Health workers are also being trained in self-care which includes messages like’,
- Keeping reasonable working hours to avoid exhaustion.
- Helping people help themselves. Remember, you are not responsible for solving all people’s problems.
- Minimise use of alcohol, caffeine or tobacco.
- Find ways to support each other. Check-in with fellow helpers and have them check in with you.
- Talk with friends, loved ones or other trusted people.
- Be sure that you know how to observe all appropriate safety measures.
- Take time to eat rest and relax, even for short periods.
- Take time to rest and relax before resuming work and other life duties.
So far, the team is reaching out to people from different hotels and health facilities for counselling services.
The Ministry and its partners are preparing several protocols in order to use this epidemic to understand the virus, the disease and how to prevent and manage within our setting including the psychosocial and behavioural aspects of the disease.
Lastly, I would like to, in a special way and with deep appreciation, recognise the tireless efforts of the health workers, public, private not for profit and private service providers. We understand that the work you are doing on a daily basis is not a small task and is invaluable. You are highly appreciated for the noble work that you are doing in this fight against COVID-19. This is a difficult time, but I trust and know you are up to the task. Keep calm, be well composed and do your work diligently observing all the preventive measures to ensure you too do not get the infection.

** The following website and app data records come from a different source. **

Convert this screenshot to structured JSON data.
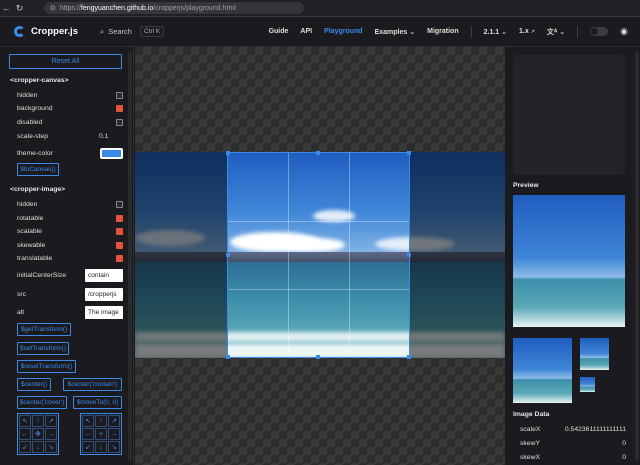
{
  "browser": {
    "back_icon": "arrow-left-icon",
    "reload_icon": "reload-icon",
    "url_prefix": "https://",
    "url_host": "fengyuanchen.github.io",
    "url_path": "/cropperjs/playground.html"
  },
  "nav": {
    "brand": "Cropper.js",
    "search_label": "Search",
    "search_shortcut": "Ctrl K",
    "links": [
      "Guide",
      "API",
      "Playground",
      "Examples",
      "Migration"
    ],
    "active": "Playground",
    "version": "2.1.1",
    "version_alt": "1.x",
    "colors": {
      "accent": "#3a8ae6",
      "background": "#1b1b1f"
    }
  },
  "sidebar": {
    "reset_label": "Reset All",
    "canvas_section": "<cropper-canvas>",
    "canvas_options": [
      {
        "label": "hidden",
        "checked": false
      },
      {
        "label": "background",
        "checked": true
      },
      {
        "label": "disabled",
        "checked": false
      }
    ],
    "scale_step_label": "scale-step",
    "scale_step_value": "0.1",
    "theme_color_label": "theme-color",
    "theme_color_value": "#3a8ae6",
    "to_canvas_button": "$toCanvas()",
    "image_section": "<cropper-image>",
    "image_options": [
      {
        "label": "hidden",
        "checked": false
      },
      {
        "label": "rotatable",
        "checked": true
      },
      {
        "label": "scalable",
        "checked": true
      },
      {
        "label": "skewable",
        "checked": true
      },
      {
        "label": "translatable",
        "checked": true
      }
    ],
    "initial_center_size_label": "initialCenterSize",
    "initial_center_size_value": "contain",
    "src_label": "src",
    "src_value": "/cropperjs",
    "alt_label": "alt",
    "alt_value": "The image",
    "buttons": {
      "get_transform": "$getTransform()",
      "set_transform": "$setTransform()",
      "reset_transform": "$resetTransform()",
      "center": "$center()",
      "center_contain": "$center('contain')",
      "center_cover": "$center('cover')",
      "move_to": "$moveTo(0, 0)"
    },
    "move_pad": [
      "↖",
      "↑",
      "↗",
      "←",
      "✥",
      "→",
      "↙",
      "↓",
      "↘"
    ],
    "rotate_pad": [
      "↖",
      "↑",
      "↗",
      "←",
      "+",
      "→",
      "↙",
      "↓",
      "↘"
    ]
  },
  "right_panel": {
    "preview_label": "Preview",
    "image_data_label": "Image Data",
    "image_data": [
      {
        "key": "scaleX",
        "value": "0.5423611111111111"
      },
      {
        "key": "skewY",
        "value": "0"
      },
      {
        "key": "skewX",
        "value": "0"
      }
    ]
  }
}
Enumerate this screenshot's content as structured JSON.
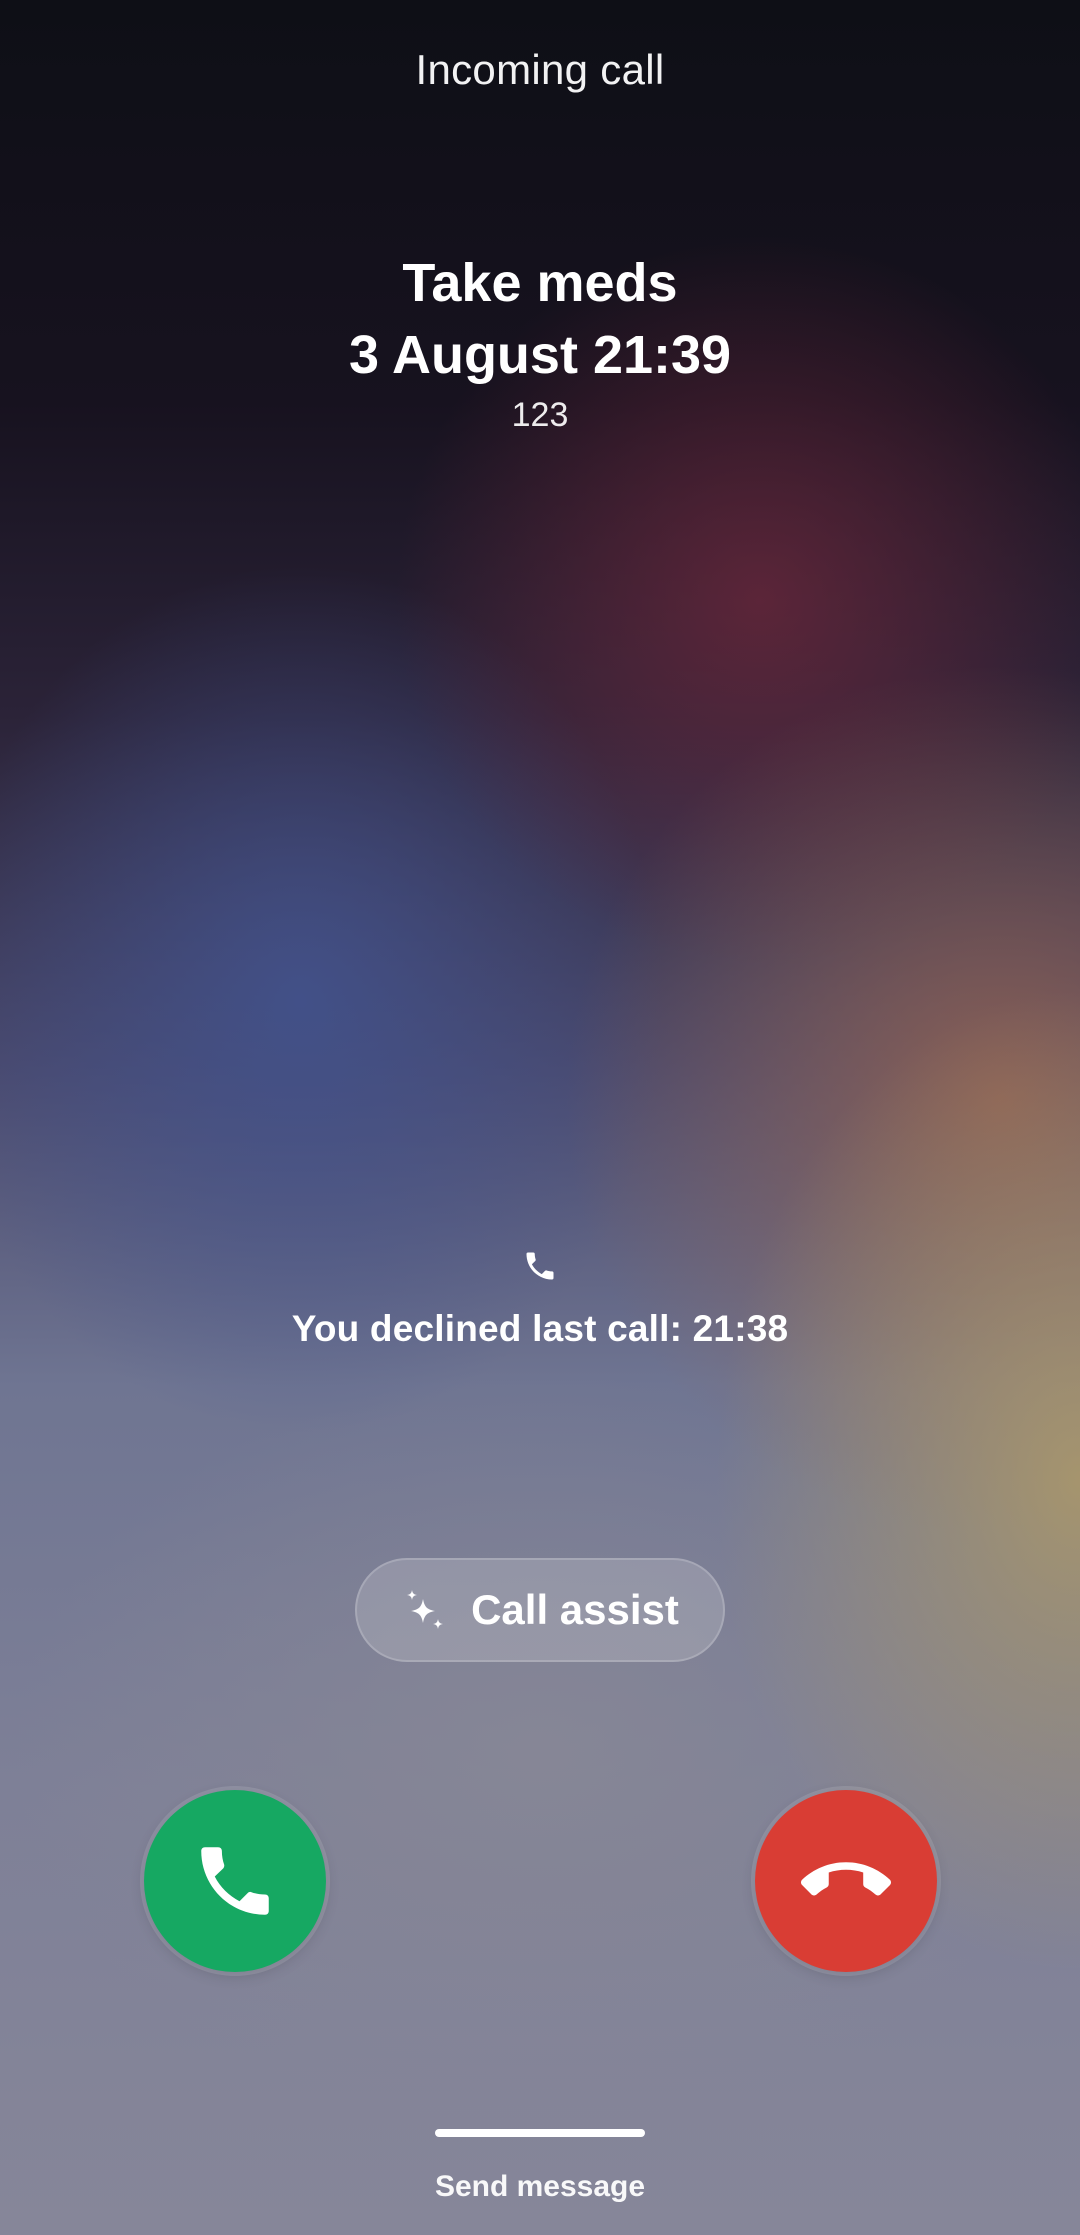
{
  "header": {
    "title": "Incoming call"
  },
  "caller": {
    "name": "Take meds",
    "date_time": "3 August 21:39",
    "number": "123"
  },
  "last_call": {
    "icon": "phone-icon",
    "text": "You declined last call: 21:38"
  },
  "assist": {
    "icon": "sparkle-icon",
    "label": "Call assist"
  },
  "actions": {
    "answer_icon": "phone-answer-icon",
    "answer_color": "#16a862",
    "decline_icon": "phone-hangup-icon",
    "decline_color": "#d93d34"
  },
  "footer": {
    "send_message_label": "Send message"
  }
}
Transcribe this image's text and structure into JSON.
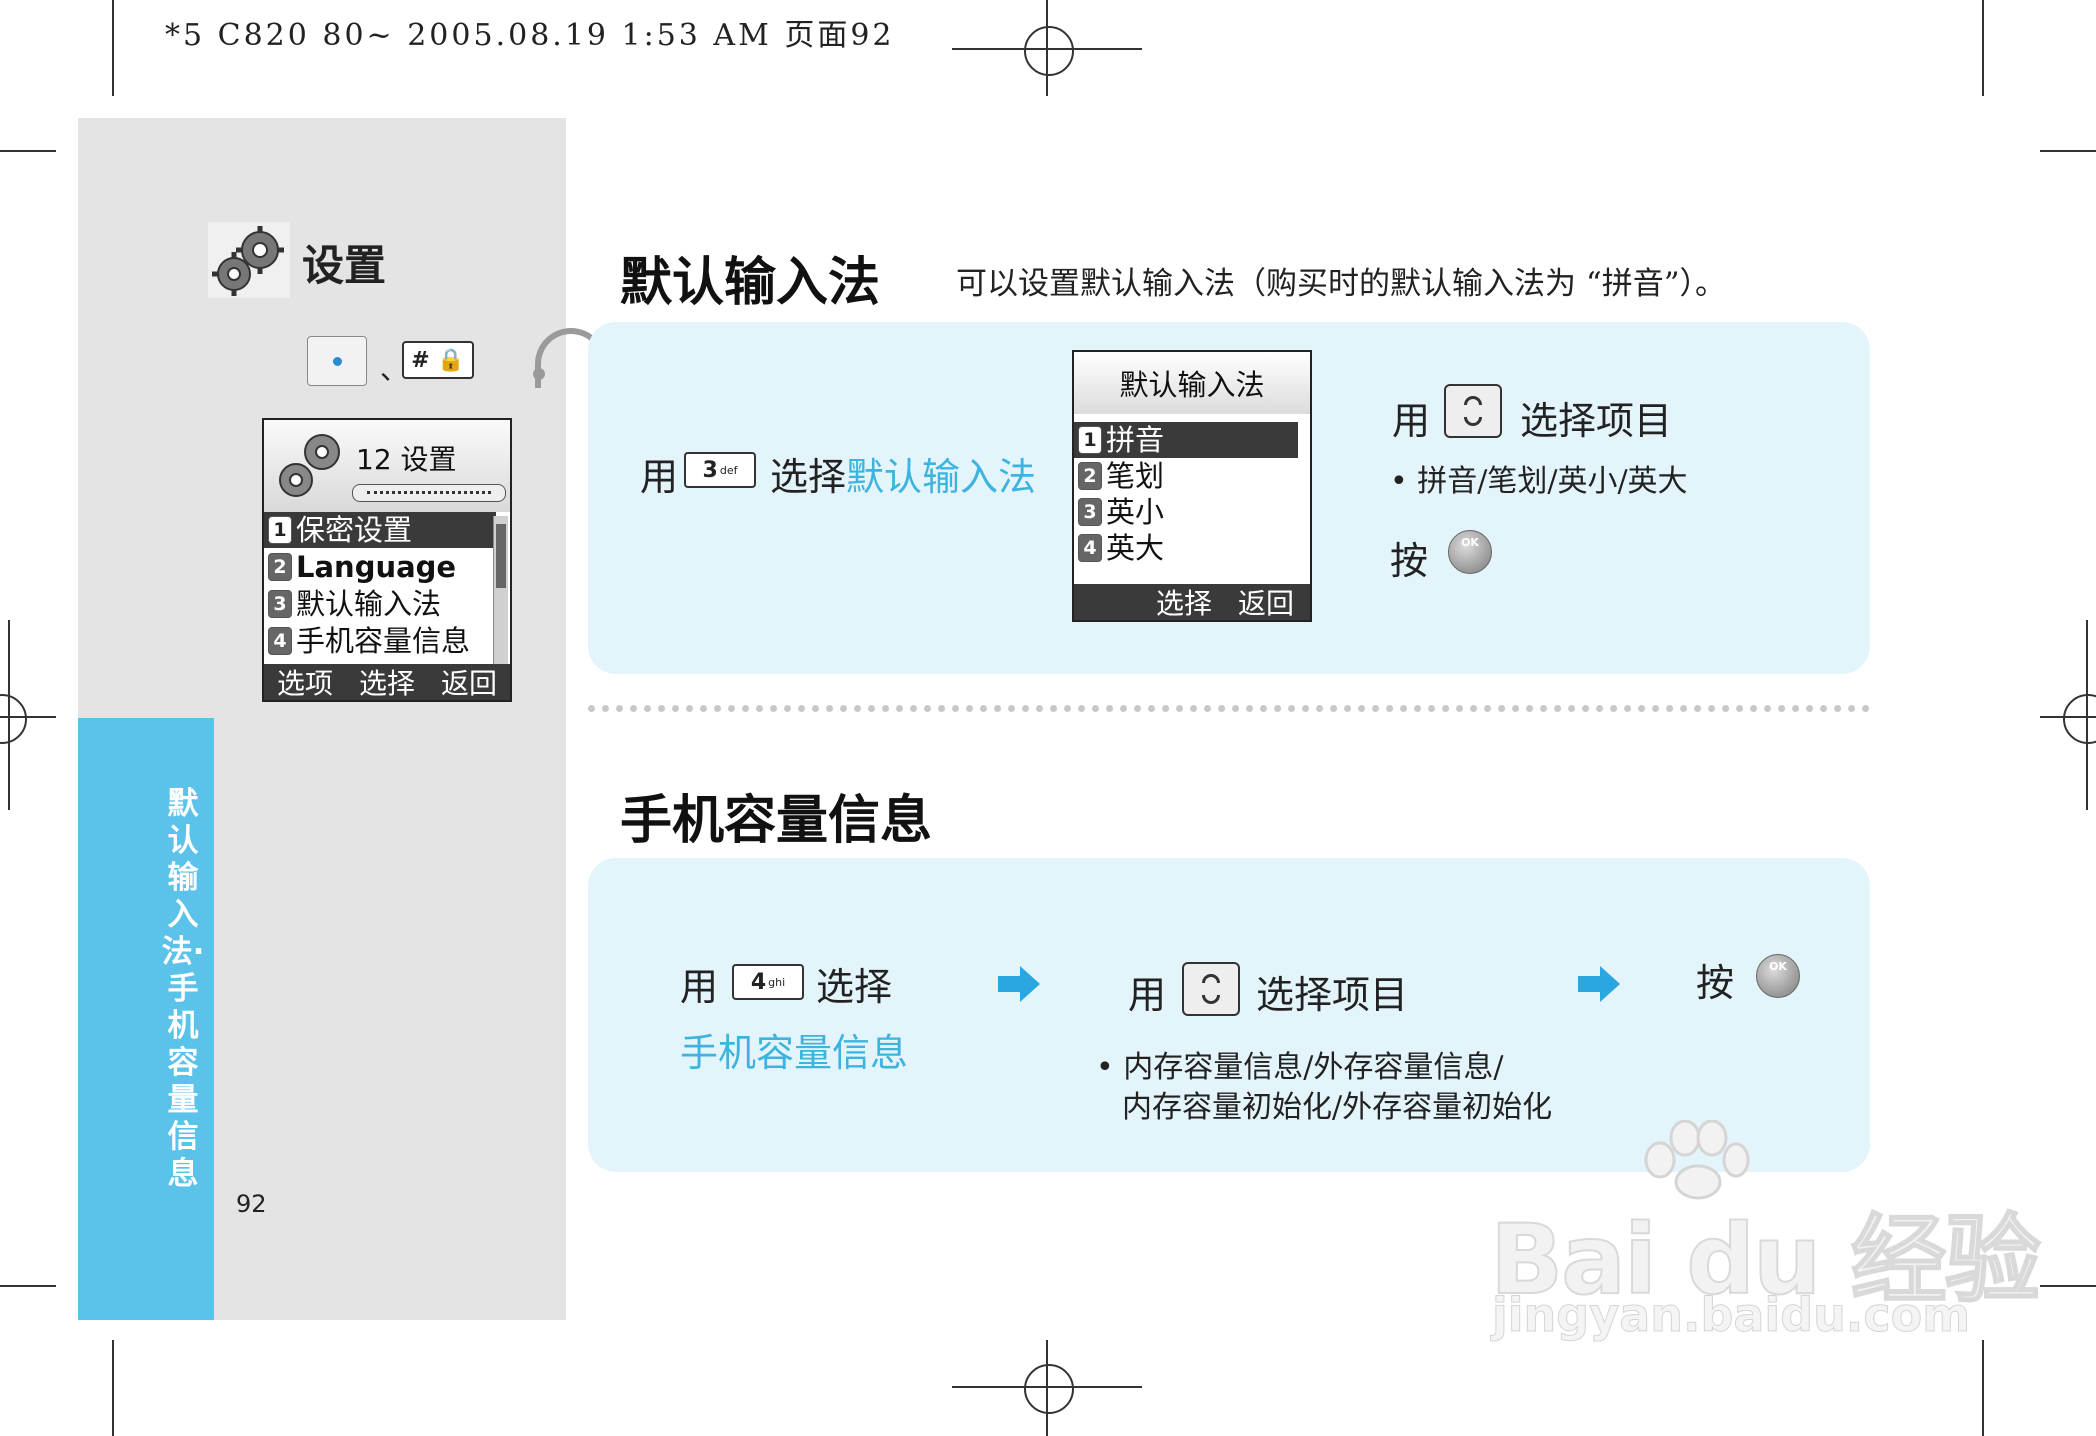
{
  "print_header": "*5 C820 80~ 2005.08.19 1:53 AM 页面92",
  "sidebar": {
    "section_title": "设置",
    "key_separator": "、",
    "hash_key_label": "# 🔒",
    "tab_text": "默认输入法·手机容量信息",
    "page_number": "92"
  },
  "menu_screen": {
    "title": "12 设置",
    "items": [
      {
        "num": "1",
        "label": "保密设置"
      },
      {
        "num": "2",
        "label": "Language"
      },
      {
        "num": "3",
        "label": "默认输入法"
      },
      {
        "num": "4",
        "label": "手机容量信息"
      }
    ],
    "softkeys": [
      "选项",
      "选择",
      "返回"
    ]
  },
  "section1": {
    "title": "默认输入法",
    "description": "可以设置默认输入法（购买时的默认输入法为 “拼音”）。",
    "step1_prefix": "用",
    "step1_key": "3",
    "step1_key_sub": "def",
    "step1_select": "选择",
    "step1_target": "默认输入法",
    "screen": {
      "title": "默认输入法",
      "items": [
        {
          "num": "1",
          "label": "拼音"
        },
        {
          "num": "2",
          "label": "笔划"
        },
        {
          "num": "3",
          "label": "英小"
        },
        {
          "num": "4",
          "label": "英大"
        }
      ],
      "softkeys": [
        "选择",
        "返回"
      ]
    },
    "step2_prefix": "用",
    "step2_text": "选择项目",
    "step2_options": "• 拼音/笔划/英小/英大",
    "step3_text": "按",
    "ok_label": "OK"
  },
  "section2": {
    "title": "手机容量信息",
    "step1_prefix": "用",
    "step1_key": "4",
    "step1_key_sub": "ghi",
    "step1_select": "选择",
    "step1_target": "手机容量信息",
    "step2_prefix": "用",
    "step2_text": "选择项目",
    "options_line1": "• 内存容量信息/外存容量信息/",
    "options_line2": "内存容量初始化/外存容量初始化",
    "step3_text": "按",
    "ok_label": "OK"
  },
  "watermark": {
    "brand": "Bai du 经验",
    "url": "jingyan.baidu.com"
  },
  "colors": {
    "accent_blue": "#5bc2ea",
    "highlight_text": "#3db4e0",
    "panel_bg": "#e3f4fb",
    "sidebar_bg": "#e4e4e4"
  }
}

You are very valuable to us. The Ministry of Health will do its best to ensure PPEs are provided to those in the front line and ensure patients with signs and symptoms of Co VID19 do not go to the general health facilities but are duly managed within specified centres in order to avoid infecting health workers.
In conclusion, I would like to appreciate the Ministerial Scientific Advisory Committee, private sector, other government MDAs, NGO’s, Civil society, the Inter-Religious Council of Uganda and individual families for supporting the COVID-19 response in kind, financially and technically. The unity exhibited in this response is great, and we are proud of all of you. The Ministry continues to appeal to the general public to remain calm and practice preventive measures. Wash your hands with soap and water or use an alcohol-based hand rub at least three times a day, maintain a social distance of at least 4 meters and if you have flu-like symptoms, cover your nose and mouth with a mask.
To report any suspected cases of COVID-19, call the Ministry of Health toll-free lines on 0800-100-066, 0800-203-033 or 0800-303-033. You can call the shorter toll-free code on 919. Residents of Kampala are advised to call 0800-990-000 or 0204-660-816.
Dr Jane Ruth Aceng, MINISTER FOR HEALTH, 02nd April 2020